In an email exchange, Clive Stafford Smith, the director of the legal action charity Reprieve, which represents 15 prisoners at Guantanamo, told me he thought the PRBs are “a genuine effort to clear people who should have been cleared long ago”, although he also noted that the process “suffers from many of the same flaws as earlier procedures”.
Those flaws may well include a predisposition to caution, of the kind that got the men recommended for trials, or for on-going detention without charge or trial, when there was never any reliable evidence to indicate that they posed a threat, or had ever done so, to the US.
In an email exchange, Pardiss Kebriaei, a staff attorney at the New York-based Center for Constitutional Rights, discussed her client, Ghaleb Al-Bihani, a Yemeni who is also scheduled to have a PRB. In January 2009, he had his habeas corpus petition turned down because he had been cooking for forces allied with the Taliban.
“The administration says that 12 years ago Ghaleb al-Bihani was an assistant cook for a group that no longer exists. He shouldn’t even be at Guantanamo, let alone have to undergo this review. But now that the PRB is going to review him, to what end? Will being cleared at the end of the process finally mean release after 12 years of detention without charge, or will Mr al-Bihani simply continue to languish at Guantanamo, like 84 others who were cleared years ago but remain detained?”
That is one of three key questions as the PRB process moves forward: Will the Pentagon drop its secrecy and allow independent scrutiny of the process? Will the process move forward as swiftly as possible, given that the men held are mostly approaching their 13th year in custody? And will it lead to the release of any prisoners, given that 84 other cleared prisoners are still held?
The answers are uncertain, but they do not look hopeful. As Pardiss Kebriaei also explained to me, “The date for his PRB hasn’t been set yet, despite [the fact] that he was notified in September”. She added, “To my knowledge, he’s one of only five men who’ve been notified so far and, separate from the hearing just held on November 20, only one other hearing has been scheduled, for January 28, 2014 or thereabouts.”

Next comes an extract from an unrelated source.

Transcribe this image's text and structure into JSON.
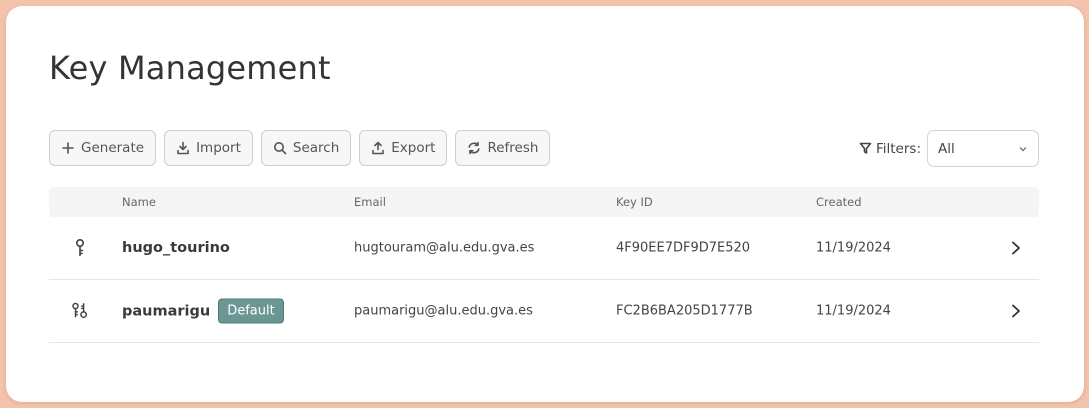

Andy Worthington is a freelance investigative journalist. He has been researching and writing about Guantanamo since 2006, and has worked with the United Nations, WikiLeaks, Reprieve and Cageprisoners. He is the co-founder of the Close Guantanamo campaign, and authored the book The Guantanamo Files.